As a prolific reviewer for the De Re Militari , I thought it would be worthwhile to examine this particular work in translation. After all, I have in the past read and reviewed very worthwhile books brought into translation that help explain somewhat forgotten and neglected aspects of medieval history, from the propaganda documents of the Hospitaliers concerning their defense of Rhodes against the Ottoman Empire to the Muslim side of the Crusades. And having turned time and time again to the Hundred Years War, of which many good sources exist for the English side, it is worthwhile to see what the French side had to say about it. Since anglophone historians tend to neglect many of the French sources, especially when writing about the massively important battles of Crecy, Poitiers, and Agincourt, this book fills a niche in providing an English-language source of the French perspective that tends not to be focused on. I happen to enjoy this particular type of source, so I am enthusiastic about reading it.
Of course, this is a book whose organization does not make reading it as easy as one might expect. Aside from introductory material, the vast majority of this book is made up of the translation of the chivalric biography, which is apparently not divided into chapters for ease of reading. Additionally, there is some question as to what is meant by a chivalric biography. From what I could fairly quickly gather, the book was originally written by one of the author’s servants, from all accounts a highly literate gentleman.
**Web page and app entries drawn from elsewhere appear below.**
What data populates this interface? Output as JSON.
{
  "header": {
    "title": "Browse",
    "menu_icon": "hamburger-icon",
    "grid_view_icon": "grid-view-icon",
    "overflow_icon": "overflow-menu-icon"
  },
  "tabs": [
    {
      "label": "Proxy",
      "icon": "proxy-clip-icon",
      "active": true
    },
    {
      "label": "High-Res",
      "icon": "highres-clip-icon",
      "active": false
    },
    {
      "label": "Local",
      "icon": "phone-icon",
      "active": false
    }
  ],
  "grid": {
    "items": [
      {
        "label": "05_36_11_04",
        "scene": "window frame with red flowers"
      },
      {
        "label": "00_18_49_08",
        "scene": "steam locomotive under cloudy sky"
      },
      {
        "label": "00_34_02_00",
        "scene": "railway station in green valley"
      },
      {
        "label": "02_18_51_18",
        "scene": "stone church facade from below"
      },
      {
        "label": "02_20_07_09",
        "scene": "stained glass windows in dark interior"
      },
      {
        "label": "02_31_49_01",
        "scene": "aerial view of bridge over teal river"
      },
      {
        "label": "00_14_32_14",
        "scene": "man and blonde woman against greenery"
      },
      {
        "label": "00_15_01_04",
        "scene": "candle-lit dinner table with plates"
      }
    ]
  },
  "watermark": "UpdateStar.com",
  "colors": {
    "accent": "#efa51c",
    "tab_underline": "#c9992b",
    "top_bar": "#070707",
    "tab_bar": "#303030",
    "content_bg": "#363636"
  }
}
And the subject of the biography was an illustrious man, having served as Marshal of France from his youth, involved in governing in Genoa and participating in efforts to end the Great Schism and also in some less illustrious matters, like the disastrous crusade to Nicopolis in 1396, eventually leading to his capture by the English at Agincourt and his death several years later in captivity. Those latter matters are not the sort I think likely to be talked of very much in a chivalric biography, but it remains to be seen how fair and balanced this particular biography is. One may expect a certain bias, but it must be investigated and not merely assumed.
 See, for example: